"Something like what happened at the marathon causes us to be fearful," said one event planner named Rachel, "and the only way to stop fear is love." She knew what to do. She posted the vigil on Facebook and soon saw it listed among several similar gatherings happening around the city.

As the park grew dark and candlelight began to glow from the ground, surrounding the two improvised banners taped to the walkways and covered in messages, the conversation among the 100 or so people gathered together remained hushed. Many hugged or stood in quiet reflection. Some wore the uniform of the Runner —sneakers, athletic clothes, the yellow and blue jackets—to signal their personal connection to the marathon tragedy.

One runner named Walid Sharara spied the vigil from his apartment on the Commons—a refuge it took him many hours to get to when the race ended abruptly and the bag with his belongings (keys, wallet, cell phone) remained with race organizers. During that time he had no way to let his family in Montreal know he was ok, if shaken. He felt very much alone, and therefore compelled to gather with others when he saw the candlelight. He also left a message on the makeshift banner:

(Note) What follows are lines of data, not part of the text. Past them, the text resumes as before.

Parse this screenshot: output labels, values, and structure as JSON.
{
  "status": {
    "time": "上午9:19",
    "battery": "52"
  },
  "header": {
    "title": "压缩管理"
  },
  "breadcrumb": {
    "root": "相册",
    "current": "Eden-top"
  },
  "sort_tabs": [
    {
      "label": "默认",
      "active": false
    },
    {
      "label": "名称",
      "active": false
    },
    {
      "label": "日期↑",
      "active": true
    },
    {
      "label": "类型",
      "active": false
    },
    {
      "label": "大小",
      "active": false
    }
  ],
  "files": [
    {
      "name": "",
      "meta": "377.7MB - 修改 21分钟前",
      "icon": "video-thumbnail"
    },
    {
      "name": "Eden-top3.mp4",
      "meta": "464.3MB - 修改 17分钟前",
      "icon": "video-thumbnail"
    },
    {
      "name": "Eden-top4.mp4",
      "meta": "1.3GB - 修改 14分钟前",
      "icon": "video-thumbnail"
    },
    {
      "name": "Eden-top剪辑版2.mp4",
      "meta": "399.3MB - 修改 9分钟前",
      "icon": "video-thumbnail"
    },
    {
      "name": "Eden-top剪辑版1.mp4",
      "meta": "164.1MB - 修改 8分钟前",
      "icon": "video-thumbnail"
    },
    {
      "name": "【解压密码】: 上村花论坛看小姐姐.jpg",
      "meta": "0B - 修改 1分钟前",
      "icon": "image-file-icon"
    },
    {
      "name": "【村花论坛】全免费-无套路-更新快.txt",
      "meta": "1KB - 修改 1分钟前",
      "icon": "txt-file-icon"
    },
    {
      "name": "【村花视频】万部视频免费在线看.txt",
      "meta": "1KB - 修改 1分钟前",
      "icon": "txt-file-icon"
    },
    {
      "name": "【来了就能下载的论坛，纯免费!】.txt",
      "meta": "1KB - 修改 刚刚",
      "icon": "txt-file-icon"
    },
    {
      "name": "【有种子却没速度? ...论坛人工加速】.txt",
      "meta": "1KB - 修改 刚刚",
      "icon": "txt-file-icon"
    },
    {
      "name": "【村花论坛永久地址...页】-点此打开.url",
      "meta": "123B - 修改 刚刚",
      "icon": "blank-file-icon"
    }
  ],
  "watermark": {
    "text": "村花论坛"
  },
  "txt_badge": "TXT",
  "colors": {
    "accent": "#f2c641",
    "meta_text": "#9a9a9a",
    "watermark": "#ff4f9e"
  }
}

"We conquered Heartbreak Hill," he said. "We can conquer this."